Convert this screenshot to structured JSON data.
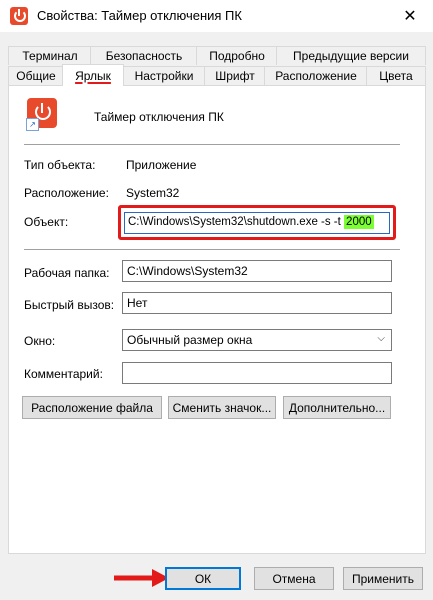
{
  "window": {
    "title": "Свойства: Таймер отключения ПК",
    "close_glyph": "✕"
  },
  "tabs_back": [
    "Терминал",
    "Безопасность",
    "Подробно",
    "Предыдущие версии"
  ],
  "tabs_front": [
    "Общие",
    "Ярлык",
    "Настройки",
    "Шрифт",
    "Расположение",
    "Цвета"
  ],
  "active_tab": "Ярлык",
  "app": {
    "name": "Таймер отключения ПК",
    "shortcut_glyph": "↗"
  },
  "props": {
    "type_label": "Тип объекта:",
    "type_value": "Приложение",
    "location_label": "Расположение:",
    "location_value": "System32",
    "object_label": "Объект:",
    "object_value_prefix": "C:\\Windows\\System32\\shutdown.exe -s -t",
    "object_value_highlight": "2000",
    "workdir_label": "Рабочая папка:",
    "workdir_value": "C:\\Windows\\System32",
    "hotkey_label": "Быстрый вызов:",
    "hotkey_value": "Нет",
    "window_label": "Окно:",
    "window_value": "Обычный размер окна",
    "comment_label": "Комментарий:",
    "comment_value": ""
  },
  "panel_buttons": {
    "open_location": "Расположение файла",
    "change_icon": "Сменить значок...",
    "advanced": "Дополнительно..."
  },
  "dialog_buttons": {
    "ok": "ОК",
    "cancel": "Отмена",
    "apply": "Применить"
  },
  "colors": {
    "annotation_red": "#e21a1a",
    "highlight_green": "#7cff32",
    "icon_red": "#e84a2c"
  }
}
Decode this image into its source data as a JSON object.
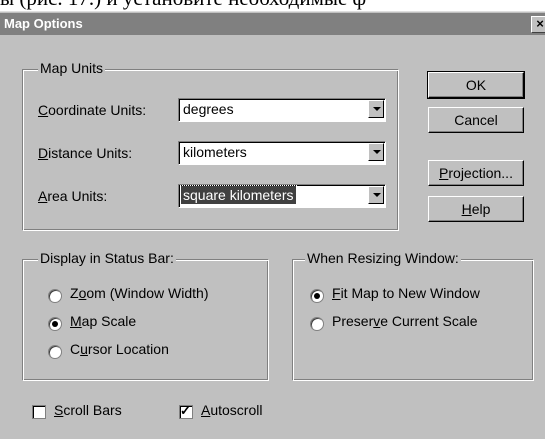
{
  "background_text": "ы (рис. 17.) и установите необходимые ф",
  "window": {
    "title": "Map Options",
    "close_glyph": "×"
  },
  "map_units": {
    "legend": "Map Units",
    "coordinate": {
      "pre": "",
      "key": "C",
      "post": "oordinate Units:",
      "value": "degrees"
    },
    "distance": {
      "pre": "",
      "key": "D",
      "post": "istance Units:",
      "value": "kilometers"
    },
    "area": {
      "pre": "",
      "key": "A",
      "post": "rea Units:",
      "value": "square kilometers"
    }
  },
  "buttons": {
    "ok": "OK",
    "cancel": "Cancel",
    "projection": {
      "pre": "",
      "key": "P",
      "post": "rojection..."
    },
    "help": {
      "pre": "",
      "key": "H",
      "post": "elp"
    }
  },
  "status_bar": {
    "legend": "Display in Status Bar:",
    "options": [
      {
        "pre": "Z",
        "key": "o",
        "post": "om (Window Width)",
        "selected": false
      },
      {
        "pre": "",
        "key": "M",
        "post": "ap Scale",
        "selected": true
      },
      {
        "pre": "C",
        "key": "u",
        "post": "rsor Location",
        "selected": false
      }
    ]
  },
  "resizing": {
    "legend": "When Resizing Window:",
    "options": [
      {
        "pre": "",
        "key": "F",
        "post": "it Map to New Window",
        "selected": true
      },
      {
        "pre": "Preser",
        "key": "v",
        "post": "e Current Scale",
        "selected": false
      }
    ]
  },
  "checkboxes": {
    "scroll_bars": {
      "pre": "",
      "key": "S",
      "post": "croll Bars",
      "checked": false
    },
    "autoscroll": {
      "pre": "",
      "key": "A",
      "post": "utoscroll",
      "checked": true,
      "mark": "✓"
    }
  }
}
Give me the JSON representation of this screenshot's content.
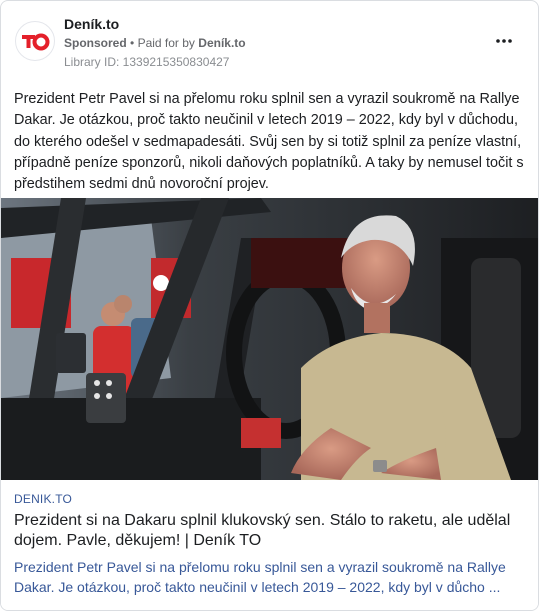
{
  "header": {
    "page_name": "Deník.to",
    "sponsored_label": "Sponsored",
    "separator": "•",
    "paid_for_by_label": "Paid for by",
    "paid_for_by": "Deník.to",
    "library_id": "Library ID: 1339215350830427",
    "more_icon": "more-horizontal-icon",
    "logo_icon": "deník-to-logo"
  },
  "post": {
    "text": "Prezident Petr Pavel si na přelomu roku splnil sen a vyrazil soukromě na Rallye Dakar. Je otázkou, proč takto neučinil v letech 2019 – 2022, kdy byl v důchodu, do kterého odešel v sedmapadesáti. Svůj sen by si totiž splnil za peníze vlastní, případně peníze sponzorů, nikoli daňových poplatníků. A taky by nemusel točit s předstihem sedmi dnů novoroční projev."
  },
  "link": {
    "domain": "DENIK.TO",
    "title": "Prezident si na Dakaru splnil klukovský sen. Stálo to raketu, ale udělal dojem. Pavle, děkujem! | Deník TO",
    "description": "Prezident Petr Pavel si na přelomu roku splnil sen a vyrazil soukromě na Rallye Dakar. Je otázkou, proč takto neučinil v letech 2019 – 2022, kdy byl v důcho ..."
  },
  "colors": {
    "brand_red": "#e4202a",
    "link_blue": "#385898",
    "meta_gray": "#65676b"
  }
}
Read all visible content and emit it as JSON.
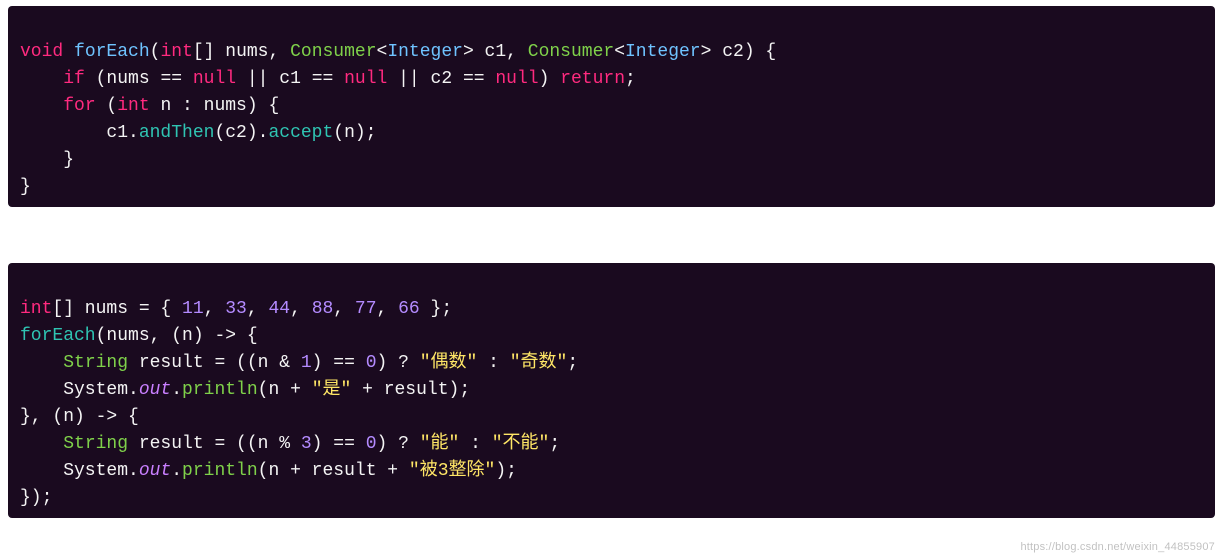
{
  "block1": {
    "l1": {
      "t1": "void",
      "t2": " ",
      "t3": "forEach",
      "t4": "(",
      "t5": "int",
      "t6": "[] nums, ",
      "t7": "Consumer",
      "t8": "<",
      "t9": "Integer",
      "t10": "> c1, ",
      "t11": "Consumer",
      "t12": "<",
      "t13": "Integer",
      "t14": "> c2) {"
    },
    "l2": {
      "t1": "    ",
      "t2": "if",
      "t3": " (nums == ",
      "t4": "null",
      "t5": " || c1 == ",
      "t6": "null",
      "t7": " || c2 == ",
      "t8": "null",
      "t9": ") ",
      "t10": "return",
      "t11": ";"
    },
    "l3": {
      "t1": "    ",
      "t2": "for",
      "t3": " (",
      "t4": "int",
      "t5": " n : nums) {"
    },
    "l4": {
      "t1": "        c1.",
      "t2": "andThen",
      "t3": "(c2).",
      "t4": "accept",
      "t5": "(n);"
    },
    "l5": {
      "t1": "    }"
    },
    "l6": {
      "t1": "}"
    }
  },
  "block2": {
    "l1": {
      "t1": "int",
      "t2": "[] nums = { ",
      "t3": "11",
      "t4": ", ",
      "t5": "33",
      "t6": ", ",
      "t7": "44",
      "t8": ", ",
      "t9": "88",
      "t10": ", ",
      "t11": "77",
      "t12": ", ",
      "t13": "66",
      "t14": " };"
    },
    "l2": {
      "t1": "forEach",
      "t2": "(nums, (n) -> {"
    },
    "l3": {
      "t1": "    ",
      "t2": "String",
      "t3": " result = ((n & ",
      "t4": "1",
      "t5": ") == ",
      "t6": "0",
      "t7": ") ? ",
      "t8": "\"偶数\"",
      "t9": " : ",
      "t10": "\"奇数\"",
      "t11": ";"
    },
    "l4": {
      "t1": "    System.",
      "t2": "out",
      "t3": ".",
      "t4": "println",
      "t5": "(n + ",
      "t6": "\"是\"",
      "t7": " + result);"
    },
    "l5": {
      "t1": "}, (n) -> {"
    },
    "l6": {
      "t1": "    ",
      "t2": "String",
      "t3": " result = ((n % ",
      "t4": "3",
      "t5": ") == ",
      "t6": "0",
      "t7": ") ? ",
      "t8": "\"能\"",
      "t9": " : ",
      "t10": "\"不能\"",
      "t11": ";"
    },
    "l7": {
      "t1": "    System.",
      "t2": "out",
      "t3": ".",
      "t4": "println",
      "t5": "(n + result + ",
      "t6": "\"被3整除\"",
      "t7": ");"
    },
    "l8": {
      "t1": "});"
    }
  },
  "watermark": "https://blog.csdn.net/weixin_44855907"
}
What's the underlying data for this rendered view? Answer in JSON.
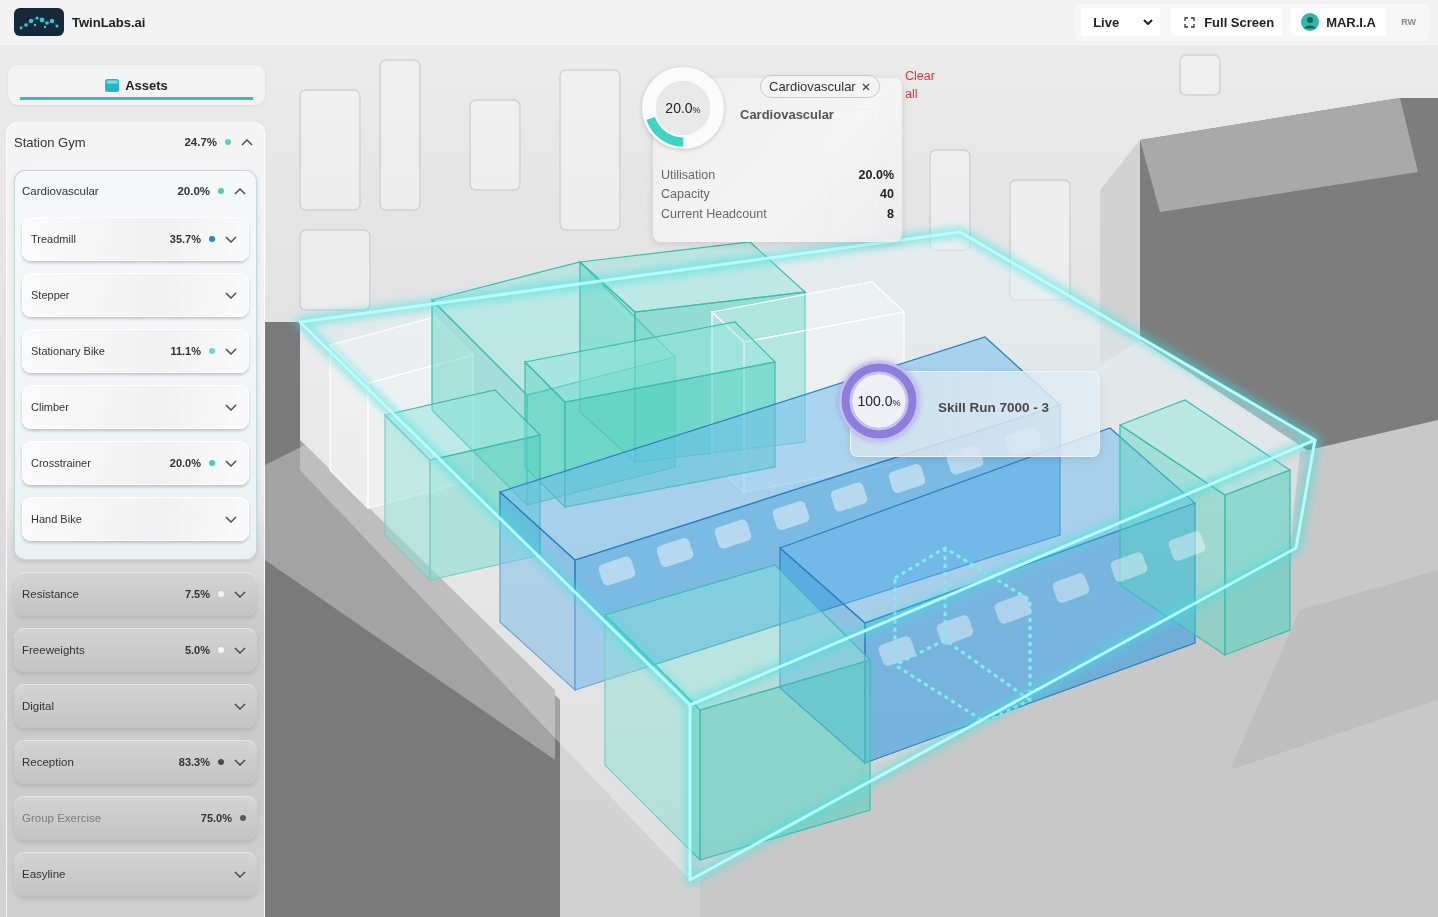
{
  "header": {
    "brand": "TwinLabs.ai",
    "mode_select": {
      "value": "Live"
    },
    "fullscreen_button": {
      "label": "Full Screen"
    },
    "user_button": {
      "label": "MAR.I.A"
    },
    "access_label": "RW"
  },
  "sidebar": {
    "tabs": [
      {
        "label": "Assets",
        "selected": true
      }
    ],
    "tree": [
      {
        "name": "Station Gym",
        "reading": "24.7%",
        "color": "#4fd0c6",
        "expanded": true,
        "disabled": false,
        "children": [
          {
            "name": "Cardiovascular",
            "reading": "20.0%",
            "color": "#45cfc3",
            "expanded": true,
            "disabled": false,
            "children": [
              {
                "name": "Treadmill",
                "reading": "35.7%",
                "color": "#2185d0",
                "expanded": false,
                "disabled": false
              },
              {
                "name": "Stepper",
                "expanded": false,
                "disabled": false
              },
              {
                "name": "Stationary Bike",
                "reading": "11.1%",
                "color": "#68d8c8",
                "expanded": false,
                "disabled": false
              },
              {
                "name": "Climber",
                "expanded": false,
                "disabled": false
              },
              {
                "name": "Crosstrainer",
                "reading": "20.0%",
                "color": "#3cd0c4",
                "expanded": false,
                "disabled": false
              },
              {
                "name": "Hand Bike",
                "expanded": false,
                "disabled": false
              }
            ]
          },
          {
            "name": "Resistance",
            "reading": "7.5%",
            "color": "#f4f4f4",
            "expanded": false,
            "disabled": false
          },
          {
            "name": "Freeweights",
            "reading": "5.0%",
            "color": "#f6f6f6",
            "expanded": false,
            "disabled": false
          },
          {
            "name": "Digital",
            "expanded": false,
            "disabled": false
          },
          {
            "name": "Reception",
            "reading": "83.3%",
            "color": "#4a4a4a",
            "expanded": false,
            "disabled": false
          },
          {
            "name": "Group Exercise",
            "reading": "75.0%",
            "color": "#5a5a5a",
            "disabled": true
          },
          {
            "name": "Easyline",
            "expanded": false,
            "disabled": false
          }
        ]
      }
    ]
  },
  "zone_callout": {
    "gauge": {
      "reading": "20.0",
      "unit": "%",
      "level": 0.2
    },
    "filter_chip": {
      "label": "Cardiovascular"
    },
    "clear_link": "Clear all",
    "title": "Cardiovascular",
    "stats": [
      {
        "label": "Utilisation",
        "value": "20.0%"
      },
      {
        "label": "Capacity",
        "value": "40"
      },
      {
        "label": "Current Headcount",
        "value": "8"
      }
    ]
  },
  "asset_callout": {
    "gauge": {
      "reading": "100.0",
      "unit": "%",
      "level": 1
    },
    "title": "Skill Run 7000 - 3"
  }
}
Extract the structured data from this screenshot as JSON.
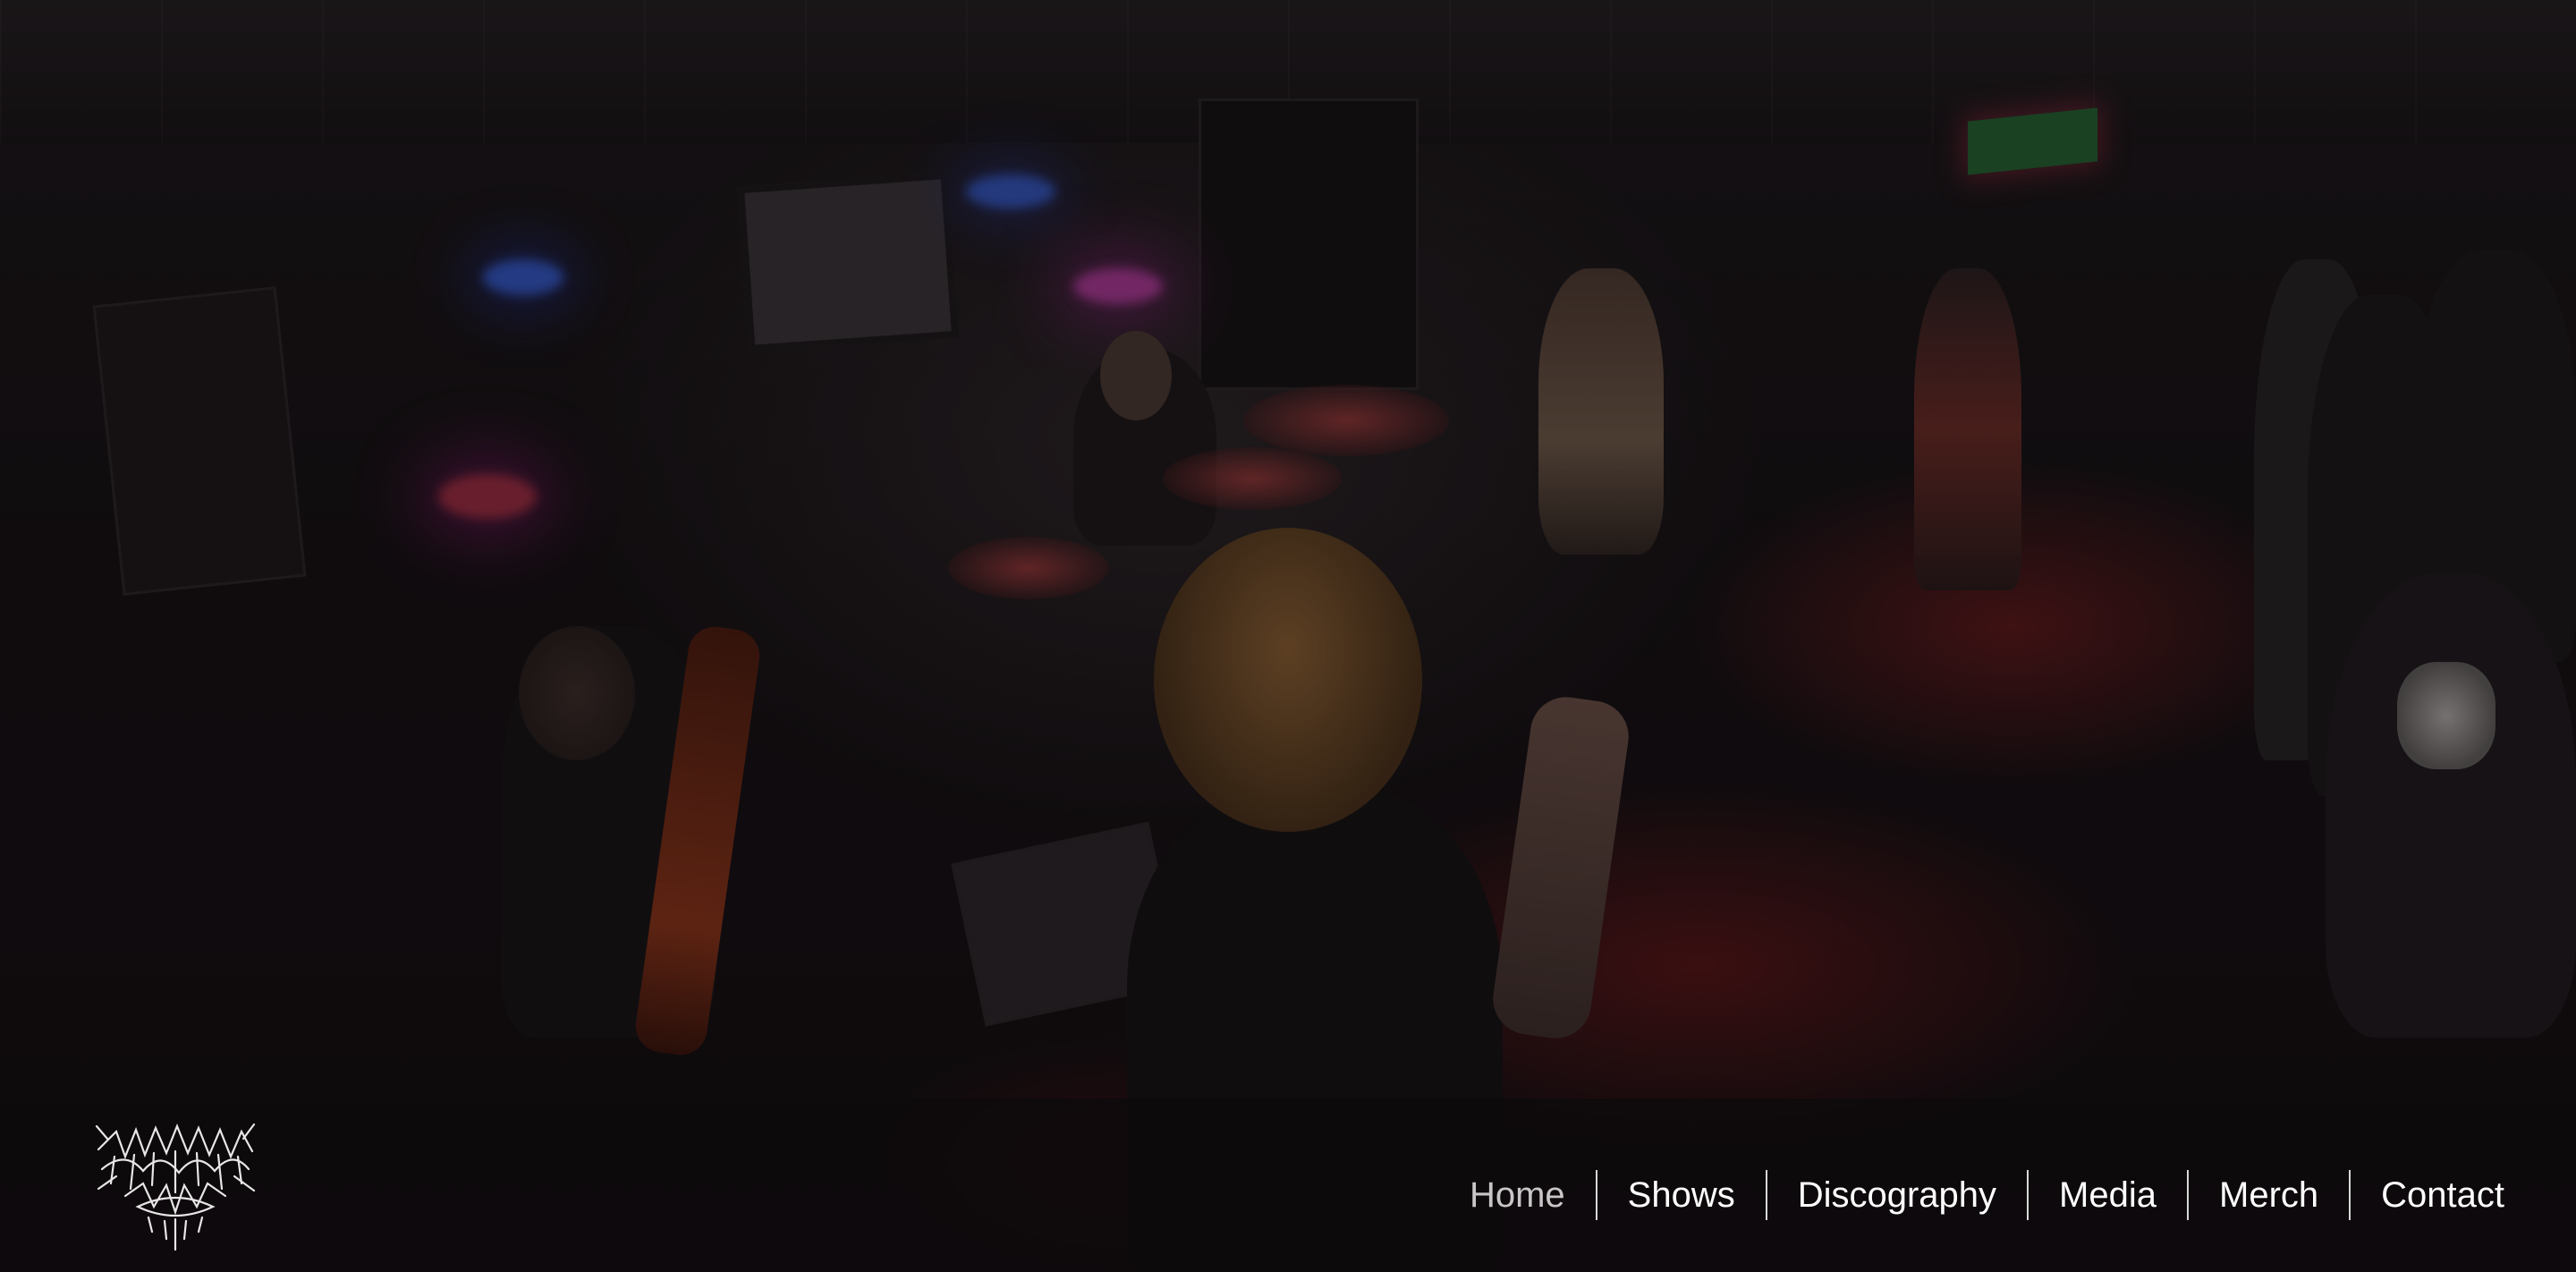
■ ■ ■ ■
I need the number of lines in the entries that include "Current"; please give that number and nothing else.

2